Work to complete: Check the data underneath for lines holding the word "disabled", and state only how many you find.

Records for the task:
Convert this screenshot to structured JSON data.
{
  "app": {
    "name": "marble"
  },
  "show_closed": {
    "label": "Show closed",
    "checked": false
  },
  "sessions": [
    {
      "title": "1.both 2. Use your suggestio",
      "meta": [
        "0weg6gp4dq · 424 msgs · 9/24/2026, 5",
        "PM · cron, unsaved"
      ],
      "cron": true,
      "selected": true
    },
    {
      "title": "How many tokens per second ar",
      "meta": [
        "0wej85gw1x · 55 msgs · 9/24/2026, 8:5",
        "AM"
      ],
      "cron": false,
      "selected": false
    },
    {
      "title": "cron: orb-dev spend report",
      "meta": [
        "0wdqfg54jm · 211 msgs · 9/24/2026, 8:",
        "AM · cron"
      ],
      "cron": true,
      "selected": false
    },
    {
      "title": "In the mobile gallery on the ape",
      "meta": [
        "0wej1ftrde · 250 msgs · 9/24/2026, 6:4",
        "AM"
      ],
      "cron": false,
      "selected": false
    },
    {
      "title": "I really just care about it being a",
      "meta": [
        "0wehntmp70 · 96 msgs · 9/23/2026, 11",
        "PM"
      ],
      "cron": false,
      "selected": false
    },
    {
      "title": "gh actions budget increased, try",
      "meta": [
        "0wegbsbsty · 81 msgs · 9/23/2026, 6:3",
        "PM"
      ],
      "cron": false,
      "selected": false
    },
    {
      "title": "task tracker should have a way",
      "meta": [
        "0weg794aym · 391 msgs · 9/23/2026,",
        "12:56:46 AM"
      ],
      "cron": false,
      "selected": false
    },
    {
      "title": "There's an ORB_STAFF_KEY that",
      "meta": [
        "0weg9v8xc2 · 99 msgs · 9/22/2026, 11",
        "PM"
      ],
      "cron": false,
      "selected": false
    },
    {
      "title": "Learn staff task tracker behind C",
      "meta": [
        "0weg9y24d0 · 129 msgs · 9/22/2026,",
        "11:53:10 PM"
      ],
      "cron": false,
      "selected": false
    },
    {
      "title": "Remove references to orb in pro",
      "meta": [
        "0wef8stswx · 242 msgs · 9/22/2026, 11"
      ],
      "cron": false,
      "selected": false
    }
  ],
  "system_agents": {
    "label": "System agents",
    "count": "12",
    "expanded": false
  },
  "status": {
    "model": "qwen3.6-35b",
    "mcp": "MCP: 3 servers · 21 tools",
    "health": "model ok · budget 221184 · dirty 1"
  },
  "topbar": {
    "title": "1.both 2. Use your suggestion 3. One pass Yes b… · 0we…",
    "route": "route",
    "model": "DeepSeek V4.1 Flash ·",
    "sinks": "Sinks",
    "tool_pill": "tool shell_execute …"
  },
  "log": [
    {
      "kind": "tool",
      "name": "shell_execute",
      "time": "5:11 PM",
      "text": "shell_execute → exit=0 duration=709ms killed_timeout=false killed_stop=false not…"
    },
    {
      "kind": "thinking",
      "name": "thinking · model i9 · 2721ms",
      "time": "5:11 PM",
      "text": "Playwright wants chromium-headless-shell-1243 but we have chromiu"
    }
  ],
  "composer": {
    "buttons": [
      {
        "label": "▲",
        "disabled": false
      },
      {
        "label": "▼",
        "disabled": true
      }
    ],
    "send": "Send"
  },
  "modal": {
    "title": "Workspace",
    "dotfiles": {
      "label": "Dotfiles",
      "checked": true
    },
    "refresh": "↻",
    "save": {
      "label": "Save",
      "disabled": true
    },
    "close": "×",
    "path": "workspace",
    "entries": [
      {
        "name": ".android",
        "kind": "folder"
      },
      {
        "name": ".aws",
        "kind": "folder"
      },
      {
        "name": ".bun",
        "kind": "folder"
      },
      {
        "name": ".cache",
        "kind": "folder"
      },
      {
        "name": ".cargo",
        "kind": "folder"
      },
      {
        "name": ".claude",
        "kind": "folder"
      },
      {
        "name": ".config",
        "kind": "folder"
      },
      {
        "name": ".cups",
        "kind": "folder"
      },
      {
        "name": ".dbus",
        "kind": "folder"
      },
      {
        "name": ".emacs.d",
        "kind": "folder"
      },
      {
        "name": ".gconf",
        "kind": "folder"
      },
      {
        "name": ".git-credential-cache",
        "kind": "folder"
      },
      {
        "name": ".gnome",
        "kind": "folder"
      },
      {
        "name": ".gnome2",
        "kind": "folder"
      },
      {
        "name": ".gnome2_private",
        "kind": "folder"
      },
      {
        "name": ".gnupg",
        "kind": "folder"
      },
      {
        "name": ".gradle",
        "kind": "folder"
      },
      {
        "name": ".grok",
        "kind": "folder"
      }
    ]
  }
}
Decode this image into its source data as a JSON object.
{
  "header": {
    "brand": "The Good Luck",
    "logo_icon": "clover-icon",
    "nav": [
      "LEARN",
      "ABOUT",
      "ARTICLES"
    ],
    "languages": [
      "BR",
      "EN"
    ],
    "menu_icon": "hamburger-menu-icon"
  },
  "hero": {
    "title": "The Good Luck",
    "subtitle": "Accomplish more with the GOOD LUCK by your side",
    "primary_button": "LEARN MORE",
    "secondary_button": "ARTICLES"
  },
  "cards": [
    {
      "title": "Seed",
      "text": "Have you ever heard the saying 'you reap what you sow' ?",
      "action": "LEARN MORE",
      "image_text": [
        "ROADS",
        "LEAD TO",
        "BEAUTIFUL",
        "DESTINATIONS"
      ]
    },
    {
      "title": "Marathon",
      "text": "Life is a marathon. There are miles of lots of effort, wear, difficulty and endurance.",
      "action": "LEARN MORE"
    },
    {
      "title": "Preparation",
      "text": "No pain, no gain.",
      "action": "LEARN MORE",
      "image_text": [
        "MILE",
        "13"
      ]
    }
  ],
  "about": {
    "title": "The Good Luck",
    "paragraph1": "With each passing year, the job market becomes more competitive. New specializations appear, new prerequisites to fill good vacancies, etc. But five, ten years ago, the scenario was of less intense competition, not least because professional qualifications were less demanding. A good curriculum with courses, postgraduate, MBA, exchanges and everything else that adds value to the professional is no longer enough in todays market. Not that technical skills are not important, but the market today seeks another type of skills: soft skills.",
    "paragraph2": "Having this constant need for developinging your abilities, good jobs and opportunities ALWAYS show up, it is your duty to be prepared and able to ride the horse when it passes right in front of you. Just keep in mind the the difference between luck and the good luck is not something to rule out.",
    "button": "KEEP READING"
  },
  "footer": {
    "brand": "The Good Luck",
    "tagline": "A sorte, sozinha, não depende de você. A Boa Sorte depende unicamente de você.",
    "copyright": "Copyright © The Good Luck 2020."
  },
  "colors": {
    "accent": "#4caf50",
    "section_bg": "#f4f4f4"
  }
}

Expected answer: 3